[DATASET CONTENT — start]

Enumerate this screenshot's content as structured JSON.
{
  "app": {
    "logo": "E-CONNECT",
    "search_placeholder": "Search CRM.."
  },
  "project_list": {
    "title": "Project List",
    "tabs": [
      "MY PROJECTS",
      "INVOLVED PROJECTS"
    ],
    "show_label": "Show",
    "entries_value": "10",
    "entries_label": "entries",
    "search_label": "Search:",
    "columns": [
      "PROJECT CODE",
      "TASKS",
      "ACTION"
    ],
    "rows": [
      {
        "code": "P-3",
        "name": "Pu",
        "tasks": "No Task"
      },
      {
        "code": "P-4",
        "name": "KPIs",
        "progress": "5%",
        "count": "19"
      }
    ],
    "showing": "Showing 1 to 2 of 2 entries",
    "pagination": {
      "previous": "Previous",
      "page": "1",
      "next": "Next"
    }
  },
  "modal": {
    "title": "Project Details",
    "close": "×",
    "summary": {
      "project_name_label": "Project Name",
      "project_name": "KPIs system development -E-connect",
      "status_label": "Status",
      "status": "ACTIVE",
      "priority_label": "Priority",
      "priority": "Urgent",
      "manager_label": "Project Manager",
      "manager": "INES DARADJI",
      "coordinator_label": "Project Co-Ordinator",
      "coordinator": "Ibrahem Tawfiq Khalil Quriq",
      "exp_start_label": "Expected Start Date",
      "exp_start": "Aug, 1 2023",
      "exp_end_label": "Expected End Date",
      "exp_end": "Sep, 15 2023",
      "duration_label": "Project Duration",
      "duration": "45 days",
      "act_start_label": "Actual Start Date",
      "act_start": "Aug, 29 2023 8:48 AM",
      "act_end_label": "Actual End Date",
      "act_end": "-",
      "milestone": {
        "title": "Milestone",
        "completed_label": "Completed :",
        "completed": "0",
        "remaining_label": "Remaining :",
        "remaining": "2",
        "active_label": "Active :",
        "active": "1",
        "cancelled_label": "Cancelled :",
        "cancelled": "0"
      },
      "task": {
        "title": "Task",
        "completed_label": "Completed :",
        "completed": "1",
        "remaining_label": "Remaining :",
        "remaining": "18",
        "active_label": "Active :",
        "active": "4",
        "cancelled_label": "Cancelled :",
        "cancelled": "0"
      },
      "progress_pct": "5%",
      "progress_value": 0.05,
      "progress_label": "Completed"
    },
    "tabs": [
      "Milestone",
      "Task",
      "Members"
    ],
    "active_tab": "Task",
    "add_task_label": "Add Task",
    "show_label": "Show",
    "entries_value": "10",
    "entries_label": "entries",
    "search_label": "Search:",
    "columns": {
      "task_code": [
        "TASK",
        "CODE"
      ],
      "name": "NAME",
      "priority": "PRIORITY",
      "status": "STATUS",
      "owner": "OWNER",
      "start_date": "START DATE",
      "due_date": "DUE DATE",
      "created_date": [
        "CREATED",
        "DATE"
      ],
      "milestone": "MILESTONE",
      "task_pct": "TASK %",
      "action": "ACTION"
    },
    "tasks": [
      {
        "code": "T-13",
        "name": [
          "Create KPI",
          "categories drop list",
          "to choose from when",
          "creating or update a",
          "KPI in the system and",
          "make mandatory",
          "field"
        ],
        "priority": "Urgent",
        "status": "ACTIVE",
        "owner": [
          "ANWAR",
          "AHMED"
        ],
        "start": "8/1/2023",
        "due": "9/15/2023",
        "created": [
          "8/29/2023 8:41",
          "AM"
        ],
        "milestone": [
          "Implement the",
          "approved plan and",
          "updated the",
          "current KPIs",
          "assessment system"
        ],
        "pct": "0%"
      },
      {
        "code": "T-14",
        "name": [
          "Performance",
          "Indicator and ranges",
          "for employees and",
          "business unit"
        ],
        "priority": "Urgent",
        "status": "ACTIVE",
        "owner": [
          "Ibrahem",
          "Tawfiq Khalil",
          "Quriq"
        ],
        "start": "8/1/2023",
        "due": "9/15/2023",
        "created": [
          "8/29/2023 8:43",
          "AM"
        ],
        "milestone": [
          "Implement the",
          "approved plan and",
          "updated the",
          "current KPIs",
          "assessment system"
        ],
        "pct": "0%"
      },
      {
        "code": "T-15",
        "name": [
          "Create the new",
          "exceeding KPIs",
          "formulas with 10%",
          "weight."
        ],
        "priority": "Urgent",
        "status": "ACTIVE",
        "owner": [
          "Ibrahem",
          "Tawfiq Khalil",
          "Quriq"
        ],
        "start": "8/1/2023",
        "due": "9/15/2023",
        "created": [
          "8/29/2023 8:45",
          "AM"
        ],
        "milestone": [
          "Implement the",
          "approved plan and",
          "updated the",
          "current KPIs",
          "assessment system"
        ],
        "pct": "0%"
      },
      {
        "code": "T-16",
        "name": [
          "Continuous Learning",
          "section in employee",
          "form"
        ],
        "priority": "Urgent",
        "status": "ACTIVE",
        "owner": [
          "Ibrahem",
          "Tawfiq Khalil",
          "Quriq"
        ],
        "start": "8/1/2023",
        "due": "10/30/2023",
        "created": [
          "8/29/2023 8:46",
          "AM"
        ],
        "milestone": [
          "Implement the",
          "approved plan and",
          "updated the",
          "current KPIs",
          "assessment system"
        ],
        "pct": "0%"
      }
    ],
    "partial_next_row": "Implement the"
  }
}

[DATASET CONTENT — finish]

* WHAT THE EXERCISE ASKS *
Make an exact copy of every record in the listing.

* ANSWER TO THE EXERCISE *
Enumerate this screenshot's content as structured JSON.
{
  "app": {
    "logo": "E-CONNECT",
    "search_placeholder": "Search CRM.."
  },
  "project_list": {
    "title": "Project List",
    "tabs": [
      "MY PROJECTS",
      "INVOLVED PROJECTS"
    ],
    "show_label": "Show",
    "entries_value": "10",
    "entries_label": "entries",
    "search_label": "Search:",
    "columns": [
      "PROJECT CODE",
      "TASKS",
      "ACTION"
    ],
    "rows": [
      {
        "code": "P-3",
        "name": "Pu",
        "tasks": "No Task"
      },
      {
        "code": "P-4",
        "name": "KPIs",
        "progress": "5%",
        "count": "19"
      }
    ],
    "showing": "Showing 1 to 2 of 2 entries",
    "pagination": {
      "previous": "Previous",
      "page": "1",
      "next": "Next"
    }
  },
  "modal": {
    "title": "Project Details",
    "close": "×",
    "summary": {
      "project_name_label": "Project Name",
      "project_name": "KPIs system development -E-connect",
      "status_label": "Status",
      "status": "ACTIVE",
      "priority_label": "Priority",
      "priority": "Urgent",
      "manager_label": "Project Manager",
      "manager": "INES DARADJI",
      "coordinator_label": "Project Co-Ordinator",
      "coordinator": "Ibrahem Tawfiq Khalil Quriq",
      "exp_start_label": "Expected Start Date",
      "exp_start": "Aug, 1 2023",
      "exp_end_label": "Expected End Date",
      "exp_end": "Sep, 15 2023",
      "duration_label": "Project Duration",
      "duration": "45 days",
      "act_start_label": "Actual Start Date",
      "act_start": "Aug, 29 2023 8:48 AM",
      "act_end_label": "Actual End Date",
      "act_end": "-",
      "milestone": {
        "title": "Milestone",
        "completed_label": "Completed :",
        "completed": "0",
        "remaining_label": "Remaining :",
        "remaining": "2",
        "active_label": "Active :",
        "active": "1",
        "cancelled_label": "Cancelled :",
        "cancelled": "0"
      },
      "task": {
        "title": "Task",
        "completed_label": "Completed :",
        "completed": "1",
        "remaining_label": "Remaining :",
        "remaining": "18",
        "active_label": "Active :",
        "active": "4",
        "cancelled_label": "Cancelled :",
        "cancelled": "0"
      },
      "progress_pct": "5%",
      "progress_value": 0.05,
      "progress_label": "Completed"
    },
    "tabs": [
      "Milestone",
      "Task",
      "Members"
    ],
    "active_tab": "Task",
    "add_task_label": "Add Task",
    "show_label": "Show",
    "entries_value": "10",
    "entries_label": "entries",
    "search_label": "Search:",
    "columns": {
      "task_code": [
        "TASK",
        "CODE"
      ],
      "name": "NAME",
      "priority": "PRIORITY",
      "status": "STATUS",
      "owner": "OWNER",
      "start_date": "START DATE",
      "due_date": "DUE DATE",
      "created_date": [
        "CREATED",
        "DATE"
      ],
      "milestone": "MILESTONE",
      "task_pct": "TASK %",
      "action": "ACTION"
    },
    "tasks": [
      {
        "code": "T-13",
        "name": [
          "Create KPI",
          "categories drop list",
          "to choose from when",
          "creating or update a",
          "KPI in the system and",
          "make mandatory",
          "field"
        ],
        "priority": "Urgent",
        "status": "ACTIVE",
        "owner": [
          "ANWAR",
          "AHMED"
        ],
        "start": "8/1/2023",
        "due": "9/15/2023",
        "created": [
          "8/29/2023 8:41",
          "AM"
        ],
        "milestone": [
          "Implement the",
          "approved plan and",
          "updated the",
          "current KPIs",
          "assessment system"
        ],
        "pct": "0%"
      },
      {
        "code": "T-14",
        "name": [
          "Performance",
          "Indicator and ranges",
          "for employees and",
          "business unit"
        ],
        "priority": "Urgent",
        "status": "ACTIVE",
        "owner": [
          "Ibrahem",
          "Tawfiq Khalil",
          "Quriq"
        ],
        "start": "8/1/2023",
        "due": "9/15/2023",
        "created": [
          "8/29/2023 8:43",
          "AM"
        ],
        "milestone": [
          "Implement the",
          "approved plan and",
          "updated the",
          "current KPIs",
          "assessment system"
        ],
        "pct": "0%"
      },
      {
        "code": "T-15",
        "name": [
          "Create the new",
          "exceeding KPIs",
          "formulas with 10%",
          "weight."
        ],
        "priority": "Urgent",
        "status": "ACTIVE",
        "owner": [
          "Ibrahem",
          "Tawfiq Khalil",
          "Quriq"
        ],
        "start": "8/1/2023",
        "due": "9/15/2023",
        "created": [
          "8/29/2023 8:45",
          "AM"
        ],
        "milestone": [
          "Implement the",
          "approved plan and",
          "updated the",
          "current KPIs",
          "assessment system"
        ],
        "pct": "0%"
      },
      {
        "code": "T-16",
        "name": [
          "Continuous Learning",
          "section in employee",
          "form"
        ],
        "priority": "Urgent",
        "status": "ACTIVE",
        "owner": [
          "Ibrahem",
          "Tawfiq Khalil",
          "Quriq"
        ],
        "start": "8/1/2023",
        "due": "10/30/2023",
        "created": [
          "8/29/2023 8:46",
          "AM"
        ],
        "milestone": [
          "Implement the",
          "approved plan and",
          "updated the",
          "current KPIs",
          "assessment system"
        ],
        "pct": "0%"
      }
    ],
    "partial_next_row": "Implement the"
  }
}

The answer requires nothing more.